New Zealand was founded on translation. The indigenous Māori language of New Zealand is today one of three official languages that includes English and New Zealand Sign Language. In an age of exponential growth in emerging technologies, translation and localization are critical to ongoing Māori language revitalization and development.
The Māori name for New Zealand is Aotearoa ‘land of the long white cloud’ and is attributed to early Polynesian explorers Kuramarotini and her husband Kupe around 950 AD. Originally discovered generations earlier by the eponymous Polynesian ancestor, Maui is immortalized in the ancient name for the north island of New Zealand – Te Ika a Maui ‘The Fish of Maui’.
The name ‘New Zealand’ was bestowed by the first European explorer, Abel Tasman, who arrived via Indonesia in December 1642. The expedition departed prematurely when four of the crew were killed on the second day after local Māori took umbrage. The next European to arrive was British explorer James Cook via Tahiti in October 1769. Among his crew was Tupaia, an English-speaking Tahitian navigator, whose native language shared the same proto-Polynesian language family tree as Māori.
By mapping New Zealand, Cook paved the way for eventual annexation by Great Britain in 1840. Seven intervening decades of sealers, whalers and traders were all dependent on translation and interpreting. The arrival of missionaries and print in the second decade of the nineteenth century saw a massive uptake of literacy and religion by Māori people. The first Māori grammar and vocabulary was published in 1820.

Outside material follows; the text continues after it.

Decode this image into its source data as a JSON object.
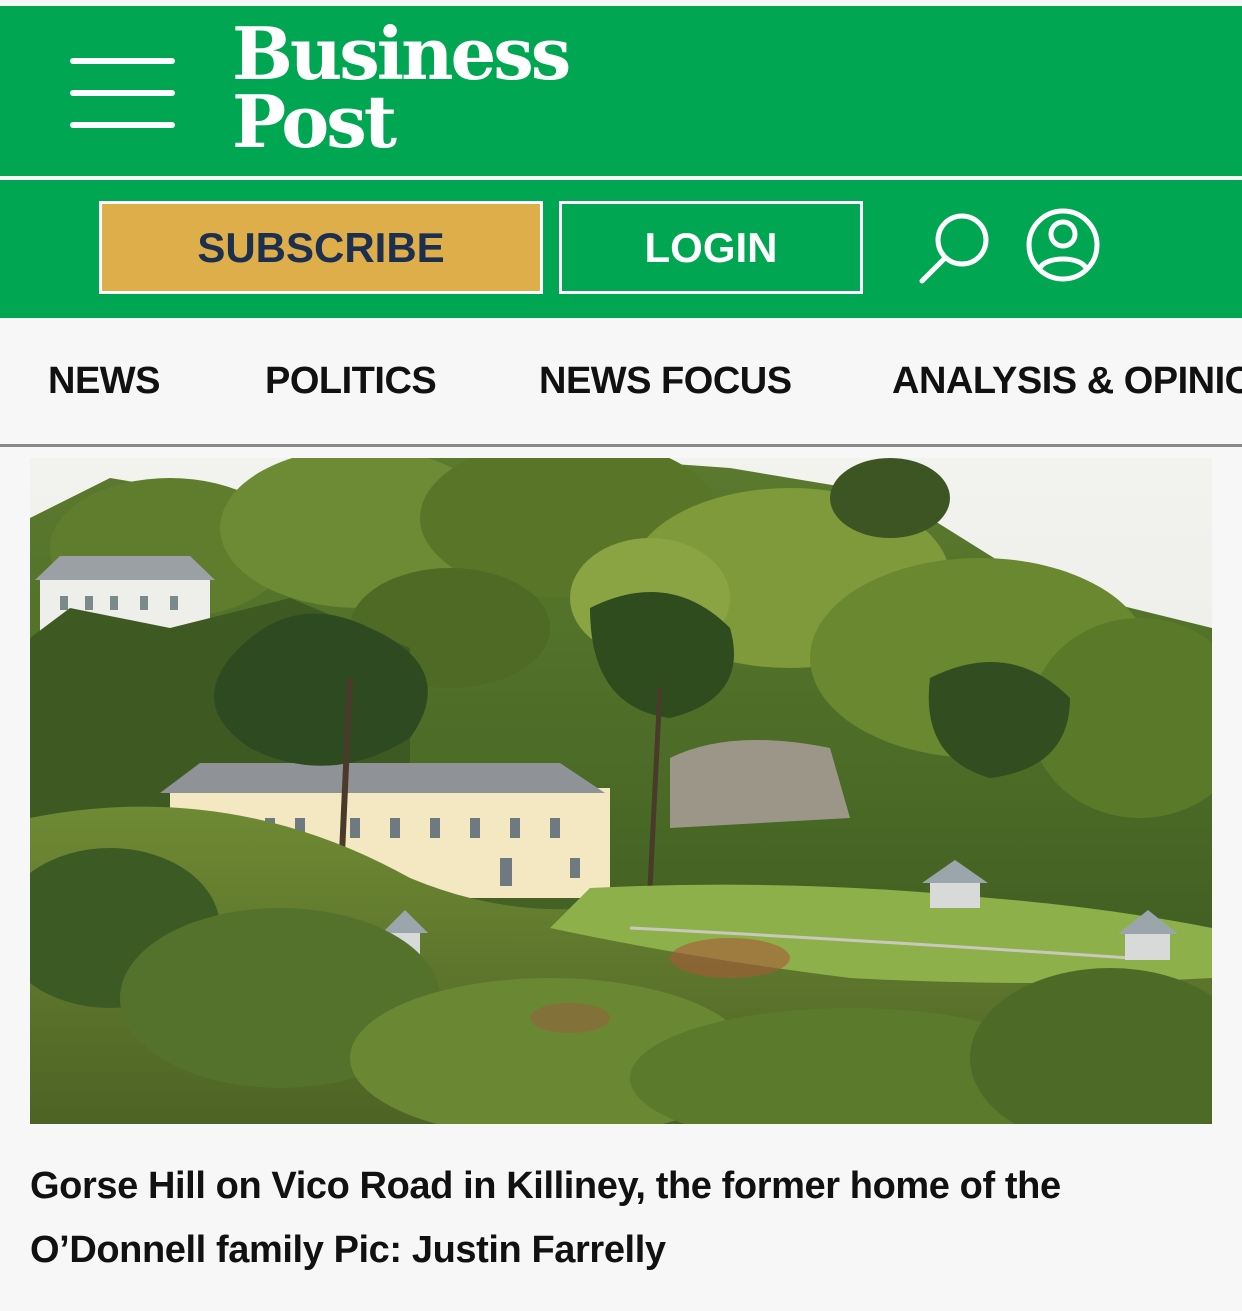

In 1840, the Treaty of Waitangi was signed between the British Crown and representative chiefs of the Māori tribes of New Zealand. Both the historical context and preeminent significance of the dual language treaty means that New Zealand was quite literally founded on translation. The narrative soon shifted, however, from trade and religion to war and conflict and by the 1970s near-total Māori language attrition.
Seminal Māori language revitalization resulted in the passing of the 1987 Māori Language Act, which declared Te Reo Māori ‘Māori language’ a taonga ‘treasure’ and an ‘official’ language of New Zealand. The replacement 2016 Māori Language Act retained the former New Zealand Māori Language Commission and its role of issuing official certification for Māori language translators and interpreters.

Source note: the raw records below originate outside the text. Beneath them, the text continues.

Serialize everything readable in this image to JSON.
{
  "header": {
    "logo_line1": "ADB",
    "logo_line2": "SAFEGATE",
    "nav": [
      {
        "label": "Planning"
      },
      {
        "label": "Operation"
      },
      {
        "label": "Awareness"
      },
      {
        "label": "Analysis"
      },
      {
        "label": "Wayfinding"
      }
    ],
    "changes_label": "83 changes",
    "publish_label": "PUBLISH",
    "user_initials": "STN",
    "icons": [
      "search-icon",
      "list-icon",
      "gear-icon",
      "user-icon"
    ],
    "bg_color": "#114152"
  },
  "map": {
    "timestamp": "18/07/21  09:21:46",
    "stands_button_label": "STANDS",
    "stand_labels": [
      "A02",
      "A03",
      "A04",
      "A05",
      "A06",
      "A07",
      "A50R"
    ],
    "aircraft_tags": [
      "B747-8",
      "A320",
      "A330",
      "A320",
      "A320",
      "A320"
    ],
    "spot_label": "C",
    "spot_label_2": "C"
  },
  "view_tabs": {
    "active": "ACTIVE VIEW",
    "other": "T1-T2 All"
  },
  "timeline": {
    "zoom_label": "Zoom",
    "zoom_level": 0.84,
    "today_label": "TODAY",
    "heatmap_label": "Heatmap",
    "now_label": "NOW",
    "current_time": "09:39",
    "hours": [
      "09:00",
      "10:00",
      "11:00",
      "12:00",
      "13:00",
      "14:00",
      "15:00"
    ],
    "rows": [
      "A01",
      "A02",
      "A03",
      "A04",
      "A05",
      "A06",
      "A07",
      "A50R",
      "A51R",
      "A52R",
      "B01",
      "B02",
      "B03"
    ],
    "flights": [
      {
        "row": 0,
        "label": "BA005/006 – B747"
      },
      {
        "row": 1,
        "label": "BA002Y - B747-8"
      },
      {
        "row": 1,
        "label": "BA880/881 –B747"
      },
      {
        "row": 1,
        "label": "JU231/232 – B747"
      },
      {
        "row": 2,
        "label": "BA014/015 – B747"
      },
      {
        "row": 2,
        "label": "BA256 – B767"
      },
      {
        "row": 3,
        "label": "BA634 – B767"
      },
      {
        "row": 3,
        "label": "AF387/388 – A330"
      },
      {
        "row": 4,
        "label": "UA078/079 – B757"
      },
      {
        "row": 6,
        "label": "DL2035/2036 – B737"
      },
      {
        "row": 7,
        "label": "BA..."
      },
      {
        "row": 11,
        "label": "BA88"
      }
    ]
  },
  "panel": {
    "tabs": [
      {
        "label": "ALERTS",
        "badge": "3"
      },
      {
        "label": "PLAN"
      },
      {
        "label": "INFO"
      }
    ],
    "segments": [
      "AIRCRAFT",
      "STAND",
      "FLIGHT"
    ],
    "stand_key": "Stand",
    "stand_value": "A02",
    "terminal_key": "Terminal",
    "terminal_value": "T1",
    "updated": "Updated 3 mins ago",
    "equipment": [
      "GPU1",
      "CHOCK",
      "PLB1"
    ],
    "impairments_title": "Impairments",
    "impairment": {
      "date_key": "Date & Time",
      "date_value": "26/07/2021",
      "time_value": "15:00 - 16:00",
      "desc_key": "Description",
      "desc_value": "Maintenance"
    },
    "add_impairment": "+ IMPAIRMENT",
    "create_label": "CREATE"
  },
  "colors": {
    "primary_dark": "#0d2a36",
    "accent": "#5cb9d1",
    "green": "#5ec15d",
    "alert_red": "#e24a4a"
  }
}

Bifurcation of the New Zealand translation industry occurred in the late 1980s with the simultaneous establishment of the New Zealand Society for Translators and Interpreters (NZSTI) and the independent establishment of an interpreting presence by the New Zealand deaf community.
A Memorandum of Understanding was signed between the NZSTI and the New Zealand Māori Language Commission in the early 2000s. New Zealand Sign Language became an ‘official’ language in 2006. In 2016, when the NZSTI turned 30, it completed a project to translate the Treaty of Waitangi into 30 languages alongside the three official languages of New Zealand – Māori, English, and New Zealand Sign Language.
A key challenge is the political economy of the New Zealand translation and interpreting industry and the drivers for each language market. The challenge for New Zealand is to develop a strategic approach for the Māori and New Zealand English language markets, as well as New Zealand Sign Language, and the wider and increasingly diverse local industry.
The rapidly changing technological environment presents ongoing challenges. Primary orality in Europe dates back to the Guttenberg press of 1442, while the Māori experience of print technology is barely 200 years old. For an oral culture, translation itself is a paradox. In the current age of secondary orality and global communication media, one can only marvel at what tertiary orality future exponential technologies may offer the human condition.
Different linguistic family trees present more direct translation challenges between Māori and English languages. Dual personal pronouns and possessives occur in Māori when two people are the subject. Specificity of ‘older’ or ‘younger’ is required for same sex siblings. Also, the verbal marker ‘Kua’ indicates an action has begun and may or may not have been completed.
Characteristic of high-context culture, terms like kaupapa ‘issue/purpose’ and tohu ‘sign/symbol’ can be challenging out of context, as can mea ‘anything’, which also substitutes for any root stem. Some Māori axioms of communication can also be challenging, for example Māori cultural concepts of Mauri ‘life force/essence’ and Wairua ‘spirit/energy’.
The New Zealand translation industry was built on the back of intercultural communication with the indigenous Māori population. In the information age with its exponential growth in emerging technologies, translation remains critical to both global intercultural communication and future Māori language revitalization and development.
Te Tumatakuru has Māori and Irish ancestry with tribal affiliations to Te Mateawa and Ngāti Tukorehe. He is a father, a professional translator and interpreter, and a pioneer of Māori language localization. Specializing in human communication and indigenous transhumanism, Te Tumatakuru is also the current Māori ambassador for the global Network Society project.